The TSGLI program has been a thorn in veterans’ sides for years, when it should be providing financial relief to those who meet the legal requirements.


Beyond transparency, there needs to be an overhaul of the entire program. The culture of it needs to change. For one, paperwork written by civilian doctors should not be held to rigid military standards, since civilian doctors are often not trained in TSGLI procedures. Criteria needs to be reformed on the basis of trying to award benefits, not deny them. All a servicemember should have to provide is proof the event took place to receive benefits, and then the details can be worked out later. The way that it’s set up now, the military works to deny benefits by disproving claims, when they should be releasing that money as soon as they can to the servicemember so they can get back on their feet.

As my own lawyer, Jake Jagdfeld of Johnson Becker PLLC, points out, “I’m shocked at how frequently the military denies TSGLI claims where the evidence favors the traumatically injured servicemember. People are giving up. They shouldn’t have to go out and hire a lawyer in this situation, but that’s what’s happening. We’re hoping to make a dent in the problem by pressing these cases in federal district court, and in lobbying Congress. It’s painstaking, but it’s a job we’re glad to do, and one that we’d be happy to work ourselves out of.”

Jagdfeld and his team have been active in lobbying the White House and Congress about TSGLI reform for years now. In a letter to President Barack Obama dated March 16, 2016, Jagdfeld wrote, “The Department of Defense is turning this program into an adversarial system of arbitrary and unjustified denials – which is not at all what the program was intended to be.”

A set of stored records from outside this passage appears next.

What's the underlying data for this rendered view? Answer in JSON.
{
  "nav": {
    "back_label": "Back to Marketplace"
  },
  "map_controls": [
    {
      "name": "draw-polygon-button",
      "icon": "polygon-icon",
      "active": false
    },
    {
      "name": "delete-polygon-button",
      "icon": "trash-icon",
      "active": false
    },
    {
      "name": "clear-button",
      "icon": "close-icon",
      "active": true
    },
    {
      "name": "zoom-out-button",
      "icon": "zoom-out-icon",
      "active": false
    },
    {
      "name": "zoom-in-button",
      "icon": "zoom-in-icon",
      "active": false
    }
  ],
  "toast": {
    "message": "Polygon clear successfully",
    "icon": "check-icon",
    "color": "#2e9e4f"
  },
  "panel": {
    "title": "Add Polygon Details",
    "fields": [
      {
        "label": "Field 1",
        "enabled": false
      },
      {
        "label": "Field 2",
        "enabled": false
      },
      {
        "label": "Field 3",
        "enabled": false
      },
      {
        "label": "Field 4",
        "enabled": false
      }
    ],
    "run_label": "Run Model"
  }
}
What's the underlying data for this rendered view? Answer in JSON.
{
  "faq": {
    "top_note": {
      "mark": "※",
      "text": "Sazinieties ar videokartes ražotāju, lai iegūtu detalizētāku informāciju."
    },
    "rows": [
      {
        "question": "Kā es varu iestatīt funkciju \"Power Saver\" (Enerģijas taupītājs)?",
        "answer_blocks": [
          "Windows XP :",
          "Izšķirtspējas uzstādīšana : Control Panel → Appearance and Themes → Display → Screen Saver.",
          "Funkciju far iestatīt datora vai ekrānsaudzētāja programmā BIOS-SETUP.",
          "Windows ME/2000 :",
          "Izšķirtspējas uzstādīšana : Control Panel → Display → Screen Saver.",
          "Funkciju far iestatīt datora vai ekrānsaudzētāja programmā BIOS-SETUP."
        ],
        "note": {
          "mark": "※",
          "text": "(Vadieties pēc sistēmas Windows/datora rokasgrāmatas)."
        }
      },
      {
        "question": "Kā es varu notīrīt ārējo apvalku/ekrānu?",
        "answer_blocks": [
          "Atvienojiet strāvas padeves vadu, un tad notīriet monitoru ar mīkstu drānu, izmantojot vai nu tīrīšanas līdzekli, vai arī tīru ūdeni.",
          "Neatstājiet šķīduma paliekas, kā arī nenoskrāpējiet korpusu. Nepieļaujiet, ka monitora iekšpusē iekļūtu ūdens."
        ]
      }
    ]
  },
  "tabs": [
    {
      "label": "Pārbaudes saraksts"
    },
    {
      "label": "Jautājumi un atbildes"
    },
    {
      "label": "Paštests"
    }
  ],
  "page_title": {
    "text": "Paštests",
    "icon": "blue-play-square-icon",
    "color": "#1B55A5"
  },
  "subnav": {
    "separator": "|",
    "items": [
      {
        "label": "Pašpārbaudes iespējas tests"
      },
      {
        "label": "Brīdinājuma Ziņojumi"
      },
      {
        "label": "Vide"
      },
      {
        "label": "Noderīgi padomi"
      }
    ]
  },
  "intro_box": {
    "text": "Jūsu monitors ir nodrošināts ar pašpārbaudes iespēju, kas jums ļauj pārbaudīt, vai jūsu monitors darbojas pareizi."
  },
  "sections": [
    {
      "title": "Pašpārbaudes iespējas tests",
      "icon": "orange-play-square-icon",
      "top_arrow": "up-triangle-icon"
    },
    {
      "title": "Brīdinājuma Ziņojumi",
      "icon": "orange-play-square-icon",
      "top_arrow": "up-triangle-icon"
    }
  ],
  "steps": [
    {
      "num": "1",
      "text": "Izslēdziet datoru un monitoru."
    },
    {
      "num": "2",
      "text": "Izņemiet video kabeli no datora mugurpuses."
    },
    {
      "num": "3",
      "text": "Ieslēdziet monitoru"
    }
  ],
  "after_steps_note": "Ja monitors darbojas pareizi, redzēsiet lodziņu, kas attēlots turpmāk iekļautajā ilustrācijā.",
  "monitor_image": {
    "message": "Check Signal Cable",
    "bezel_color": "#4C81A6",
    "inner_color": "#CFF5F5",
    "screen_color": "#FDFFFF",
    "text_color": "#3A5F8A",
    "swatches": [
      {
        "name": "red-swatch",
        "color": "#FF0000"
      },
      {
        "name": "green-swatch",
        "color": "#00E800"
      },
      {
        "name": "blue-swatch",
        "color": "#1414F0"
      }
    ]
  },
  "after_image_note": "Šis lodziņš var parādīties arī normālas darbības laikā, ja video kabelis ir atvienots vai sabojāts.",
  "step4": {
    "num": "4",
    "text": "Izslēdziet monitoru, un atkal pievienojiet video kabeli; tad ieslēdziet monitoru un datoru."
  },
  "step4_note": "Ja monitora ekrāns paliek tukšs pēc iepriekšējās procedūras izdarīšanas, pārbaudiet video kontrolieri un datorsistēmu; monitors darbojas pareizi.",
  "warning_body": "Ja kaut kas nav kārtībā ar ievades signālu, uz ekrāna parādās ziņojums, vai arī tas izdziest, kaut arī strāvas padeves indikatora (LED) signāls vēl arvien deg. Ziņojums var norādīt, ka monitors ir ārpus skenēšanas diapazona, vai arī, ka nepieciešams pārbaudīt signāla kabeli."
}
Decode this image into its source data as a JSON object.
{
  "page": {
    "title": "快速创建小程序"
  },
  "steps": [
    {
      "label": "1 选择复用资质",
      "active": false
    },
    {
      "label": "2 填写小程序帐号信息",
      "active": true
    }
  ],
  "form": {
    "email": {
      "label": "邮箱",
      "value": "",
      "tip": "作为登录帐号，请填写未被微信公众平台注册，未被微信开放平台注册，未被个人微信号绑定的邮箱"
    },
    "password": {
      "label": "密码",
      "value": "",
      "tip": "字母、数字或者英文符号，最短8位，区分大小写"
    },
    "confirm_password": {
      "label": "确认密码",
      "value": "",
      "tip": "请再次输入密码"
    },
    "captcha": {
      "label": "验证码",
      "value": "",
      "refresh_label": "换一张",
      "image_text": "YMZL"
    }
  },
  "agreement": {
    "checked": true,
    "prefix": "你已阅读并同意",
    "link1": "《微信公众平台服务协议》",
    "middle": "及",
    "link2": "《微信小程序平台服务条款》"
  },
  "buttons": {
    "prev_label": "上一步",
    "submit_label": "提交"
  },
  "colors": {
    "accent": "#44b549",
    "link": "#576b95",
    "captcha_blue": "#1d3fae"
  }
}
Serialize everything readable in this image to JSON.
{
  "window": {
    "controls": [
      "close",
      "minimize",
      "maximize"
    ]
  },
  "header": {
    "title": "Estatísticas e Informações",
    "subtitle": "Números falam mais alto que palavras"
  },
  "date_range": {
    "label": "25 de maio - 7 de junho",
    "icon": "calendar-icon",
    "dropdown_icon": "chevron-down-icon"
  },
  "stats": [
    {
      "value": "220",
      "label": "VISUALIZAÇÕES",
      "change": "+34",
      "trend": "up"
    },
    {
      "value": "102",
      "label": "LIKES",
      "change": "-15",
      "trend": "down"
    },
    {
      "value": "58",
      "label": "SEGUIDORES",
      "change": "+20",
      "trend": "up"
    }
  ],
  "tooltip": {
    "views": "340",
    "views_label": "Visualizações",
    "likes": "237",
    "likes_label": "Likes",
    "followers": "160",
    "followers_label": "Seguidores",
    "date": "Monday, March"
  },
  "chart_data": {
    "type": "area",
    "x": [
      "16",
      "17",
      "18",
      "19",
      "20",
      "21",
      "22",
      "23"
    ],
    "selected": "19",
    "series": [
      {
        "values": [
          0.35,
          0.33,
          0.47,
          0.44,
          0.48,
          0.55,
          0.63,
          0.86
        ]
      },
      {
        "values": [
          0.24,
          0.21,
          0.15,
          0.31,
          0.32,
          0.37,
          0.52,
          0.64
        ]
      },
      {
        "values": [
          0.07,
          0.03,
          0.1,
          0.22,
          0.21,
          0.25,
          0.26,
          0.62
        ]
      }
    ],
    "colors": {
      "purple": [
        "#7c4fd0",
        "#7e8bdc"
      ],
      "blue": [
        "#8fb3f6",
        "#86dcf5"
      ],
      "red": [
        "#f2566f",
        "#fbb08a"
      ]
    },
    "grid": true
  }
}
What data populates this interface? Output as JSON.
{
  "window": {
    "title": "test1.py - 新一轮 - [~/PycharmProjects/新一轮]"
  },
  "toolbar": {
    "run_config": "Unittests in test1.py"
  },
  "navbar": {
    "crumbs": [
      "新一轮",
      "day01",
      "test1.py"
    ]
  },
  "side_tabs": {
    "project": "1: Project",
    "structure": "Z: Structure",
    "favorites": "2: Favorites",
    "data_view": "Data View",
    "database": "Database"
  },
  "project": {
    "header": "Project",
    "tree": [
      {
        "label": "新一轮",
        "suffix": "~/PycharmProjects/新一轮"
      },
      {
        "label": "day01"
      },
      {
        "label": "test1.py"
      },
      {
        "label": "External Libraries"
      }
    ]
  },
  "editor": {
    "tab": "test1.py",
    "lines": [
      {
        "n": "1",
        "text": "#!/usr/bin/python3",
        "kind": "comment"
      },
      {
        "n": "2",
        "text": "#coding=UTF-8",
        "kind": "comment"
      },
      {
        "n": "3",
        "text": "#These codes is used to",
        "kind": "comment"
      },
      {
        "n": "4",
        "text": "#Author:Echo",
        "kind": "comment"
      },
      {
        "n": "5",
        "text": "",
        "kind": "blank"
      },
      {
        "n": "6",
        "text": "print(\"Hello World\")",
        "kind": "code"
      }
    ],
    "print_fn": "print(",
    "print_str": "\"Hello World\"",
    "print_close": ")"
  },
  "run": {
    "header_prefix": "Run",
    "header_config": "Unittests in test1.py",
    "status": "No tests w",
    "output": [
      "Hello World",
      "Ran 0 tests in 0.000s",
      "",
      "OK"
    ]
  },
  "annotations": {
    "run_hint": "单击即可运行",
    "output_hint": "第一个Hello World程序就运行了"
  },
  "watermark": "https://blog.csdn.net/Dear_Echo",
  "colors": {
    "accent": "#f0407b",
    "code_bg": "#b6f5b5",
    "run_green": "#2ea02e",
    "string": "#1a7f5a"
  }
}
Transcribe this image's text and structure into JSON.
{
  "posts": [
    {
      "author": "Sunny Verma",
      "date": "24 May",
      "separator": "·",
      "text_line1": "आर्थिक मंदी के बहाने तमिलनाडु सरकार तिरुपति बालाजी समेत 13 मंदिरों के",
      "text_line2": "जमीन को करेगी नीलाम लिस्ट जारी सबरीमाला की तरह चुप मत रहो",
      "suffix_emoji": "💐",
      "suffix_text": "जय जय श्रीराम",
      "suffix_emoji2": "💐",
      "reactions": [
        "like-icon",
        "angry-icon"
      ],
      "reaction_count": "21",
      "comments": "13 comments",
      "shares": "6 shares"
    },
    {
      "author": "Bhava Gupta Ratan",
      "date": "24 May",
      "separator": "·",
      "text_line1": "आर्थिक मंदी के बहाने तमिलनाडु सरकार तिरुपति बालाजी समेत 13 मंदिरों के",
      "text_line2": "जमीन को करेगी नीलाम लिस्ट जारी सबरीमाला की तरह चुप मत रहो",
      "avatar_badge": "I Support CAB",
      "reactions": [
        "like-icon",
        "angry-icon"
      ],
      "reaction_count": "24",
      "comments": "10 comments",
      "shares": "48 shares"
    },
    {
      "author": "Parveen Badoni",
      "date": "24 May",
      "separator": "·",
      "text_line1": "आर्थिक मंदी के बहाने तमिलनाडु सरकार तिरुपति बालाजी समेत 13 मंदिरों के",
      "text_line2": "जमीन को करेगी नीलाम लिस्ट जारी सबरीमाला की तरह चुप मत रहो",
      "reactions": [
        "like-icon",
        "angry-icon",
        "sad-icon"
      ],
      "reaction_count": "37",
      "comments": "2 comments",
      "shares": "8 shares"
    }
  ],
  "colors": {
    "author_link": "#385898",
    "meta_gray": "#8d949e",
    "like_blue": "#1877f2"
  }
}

If 30 days of hardship and incapacitation is going to be the standard, instead of awarding benefits “after 30 days” benefits should be awarded “up to 30 days,” and then renewed with every passing 30 days. Right now, applications are being denied as soon as they’re submitted. Instead, why not automatically award the benefit as soon as the application is filed, and then require additional paperwork in case of renewal? All it should take is for a doctor to write, “This person cannot do this or that for thirty days,” or something along those lines (I’m no doctor, after all) and it should be proof enough. That’s all it takes in the civilian insurance markets already, doctors submitting claims to insurance companies. Right?

Why is the Army’s TSGLI board so bent on denying benefits, to the degree that they are now avoiding processing applications at all? It took Corder four years. 1Lt Blanchard is coming up on year two of having these burns after that horrible event. How many more are there? I’ve applied several times since 2011. To this day, I have not received my benefit.

This is not a partisan issue. Everyone who cares about this country should be of the mind that our veterans and active servicemembers deserve the benefits they’ve paid into when they need them. That the TSGLI board is capable of acting this way, without transparency, is a disgrace. We need reform and we need it now, before more veterans are injured and forgotten.

If you are an injured servicemember seeking representation for a TSGLI benefit, click here to contact Johnson Becker PLLC.


Jesse Valencia

Jesse Valencia is an actor, musician, writer, and filmmaker from Northern Arizona whose writing has appeared in Phoenix New Times, Flagstaff Live!, and The Big Smoke. He first appeared onscreen opposite Tom Sizemore in the indie crime drama Durant’s Never Closes, and is currently studying screenwriting at the David Lynch Graduate School for Cinematic Arts at the Maharishi University of Management. He plays music with the band, Gorky, who've put out the records The Gork…And How To Get It!, More Electric Music, and Mathemagician. He holds an MFA in Creative Writing and an MA in Literature from Northern Arizona University, is a veteran of the U.S. Army, and is currently at work on his first feature film.

Related posts